Data for review section start
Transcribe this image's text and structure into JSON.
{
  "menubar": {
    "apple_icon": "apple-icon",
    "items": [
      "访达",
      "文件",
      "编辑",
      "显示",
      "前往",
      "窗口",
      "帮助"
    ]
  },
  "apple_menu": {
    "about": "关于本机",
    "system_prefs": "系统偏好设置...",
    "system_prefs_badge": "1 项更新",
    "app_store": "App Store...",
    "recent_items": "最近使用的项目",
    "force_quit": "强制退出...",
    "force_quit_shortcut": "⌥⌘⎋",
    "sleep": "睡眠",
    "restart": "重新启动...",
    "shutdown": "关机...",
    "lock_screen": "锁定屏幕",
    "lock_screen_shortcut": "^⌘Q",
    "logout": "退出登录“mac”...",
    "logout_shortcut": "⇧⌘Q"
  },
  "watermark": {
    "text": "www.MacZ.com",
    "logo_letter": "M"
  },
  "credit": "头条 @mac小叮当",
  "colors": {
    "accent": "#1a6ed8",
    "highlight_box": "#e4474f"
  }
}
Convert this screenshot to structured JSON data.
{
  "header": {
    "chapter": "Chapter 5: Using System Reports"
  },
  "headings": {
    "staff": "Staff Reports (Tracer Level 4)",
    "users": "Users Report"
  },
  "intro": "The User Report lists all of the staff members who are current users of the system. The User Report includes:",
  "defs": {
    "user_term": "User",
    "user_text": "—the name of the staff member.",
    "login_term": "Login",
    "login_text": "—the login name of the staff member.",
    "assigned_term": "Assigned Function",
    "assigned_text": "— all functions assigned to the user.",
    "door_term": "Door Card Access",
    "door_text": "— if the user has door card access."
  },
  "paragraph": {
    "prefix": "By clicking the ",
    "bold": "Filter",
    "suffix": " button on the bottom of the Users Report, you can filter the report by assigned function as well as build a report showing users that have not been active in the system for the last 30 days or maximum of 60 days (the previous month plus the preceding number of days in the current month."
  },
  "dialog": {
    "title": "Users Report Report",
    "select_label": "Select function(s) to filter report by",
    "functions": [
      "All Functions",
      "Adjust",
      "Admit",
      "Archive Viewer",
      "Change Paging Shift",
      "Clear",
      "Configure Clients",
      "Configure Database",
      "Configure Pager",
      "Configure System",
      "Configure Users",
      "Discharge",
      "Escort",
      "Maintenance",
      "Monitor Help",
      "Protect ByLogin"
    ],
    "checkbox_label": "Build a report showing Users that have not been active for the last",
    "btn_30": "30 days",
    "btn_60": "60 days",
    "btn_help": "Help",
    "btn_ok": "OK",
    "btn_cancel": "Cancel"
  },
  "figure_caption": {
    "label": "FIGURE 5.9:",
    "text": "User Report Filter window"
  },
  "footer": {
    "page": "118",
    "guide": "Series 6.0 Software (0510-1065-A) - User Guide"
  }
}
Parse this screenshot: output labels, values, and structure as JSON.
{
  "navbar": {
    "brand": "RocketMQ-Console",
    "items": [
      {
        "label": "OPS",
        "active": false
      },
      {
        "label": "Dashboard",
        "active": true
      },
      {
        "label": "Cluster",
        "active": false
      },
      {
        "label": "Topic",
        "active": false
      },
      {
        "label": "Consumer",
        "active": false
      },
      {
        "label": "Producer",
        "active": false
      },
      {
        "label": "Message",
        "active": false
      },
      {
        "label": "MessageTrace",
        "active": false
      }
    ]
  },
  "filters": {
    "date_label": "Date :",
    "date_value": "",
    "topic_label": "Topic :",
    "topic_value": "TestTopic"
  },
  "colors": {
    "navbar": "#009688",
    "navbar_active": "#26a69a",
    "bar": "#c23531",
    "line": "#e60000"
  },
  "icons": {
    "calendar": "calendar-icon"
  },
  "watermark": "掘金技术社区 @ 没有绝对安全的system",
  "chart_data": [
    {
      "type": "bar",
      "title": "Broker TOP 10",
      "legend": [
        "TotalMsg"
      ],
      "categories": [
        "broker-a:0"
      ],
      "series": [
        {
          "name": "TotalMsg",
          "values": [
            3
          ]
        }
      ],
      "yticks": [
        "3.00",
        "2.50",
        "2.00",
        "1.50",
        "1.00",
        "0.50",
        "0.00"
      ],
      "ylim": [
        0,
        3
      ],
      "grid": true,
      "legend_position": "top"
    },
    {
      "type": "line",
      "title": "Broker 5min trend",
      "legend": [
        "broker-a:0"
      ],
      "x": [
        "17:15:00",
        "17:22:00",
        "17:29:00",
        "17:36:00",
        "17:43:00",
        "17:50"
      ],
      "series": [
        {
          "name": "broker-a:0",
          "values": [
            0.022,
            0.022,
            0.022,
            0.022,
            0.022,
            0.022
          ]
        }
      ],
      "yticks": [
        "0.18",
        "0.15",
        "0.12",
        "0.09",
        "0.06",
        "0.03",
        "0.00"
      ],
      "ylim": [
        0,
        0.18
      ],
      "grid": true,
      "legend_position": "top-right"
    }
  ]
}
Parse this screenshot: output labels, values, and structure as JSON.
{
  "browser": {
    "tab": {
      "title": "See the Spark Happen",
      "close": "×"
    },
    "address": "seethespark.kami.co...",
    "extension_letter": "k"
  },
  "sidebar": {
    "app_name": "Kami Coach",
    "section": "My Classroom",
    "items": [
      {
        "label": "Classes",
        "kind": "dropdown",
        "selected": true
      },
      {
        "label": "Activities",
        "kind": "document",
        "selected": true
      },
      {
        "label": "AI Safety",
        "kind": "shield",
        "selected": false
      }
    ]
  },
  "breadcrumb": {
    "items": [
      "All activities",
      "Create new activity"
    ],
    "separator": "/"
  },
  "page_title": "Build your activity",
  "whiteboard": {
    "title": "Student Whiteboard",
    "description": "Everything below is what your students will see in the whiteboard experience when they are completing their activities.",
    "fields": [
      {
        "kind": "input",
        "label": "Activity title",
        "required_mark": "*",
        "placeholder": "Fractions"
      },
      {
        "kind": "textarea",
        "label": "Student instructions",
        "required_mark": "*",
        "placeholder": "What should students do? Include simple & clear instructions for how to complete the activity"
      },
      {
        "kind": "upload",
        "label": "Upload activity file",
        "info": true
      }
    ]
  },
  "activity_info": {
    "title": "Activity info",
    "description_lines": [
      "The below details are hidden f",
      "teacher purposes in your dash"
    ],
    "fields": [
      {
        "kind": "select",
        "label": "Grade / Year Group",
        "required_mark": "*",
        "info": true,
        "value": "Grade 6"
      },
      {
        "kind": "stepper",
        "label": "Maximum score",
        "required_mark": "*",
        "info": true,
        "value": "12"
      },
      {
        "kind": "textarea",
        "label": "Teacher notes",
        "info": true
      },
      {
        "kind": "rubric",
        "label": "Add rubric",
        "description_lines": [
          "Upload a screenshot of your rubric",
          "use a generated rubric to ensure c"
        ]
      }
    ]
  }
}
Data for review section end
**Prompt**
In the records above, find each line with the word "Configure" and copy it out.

**Answer for the task**
      "Configure Clients",
      "Configure Database",
      "Configure Pager",
      "Configure System",
      "Configure Users",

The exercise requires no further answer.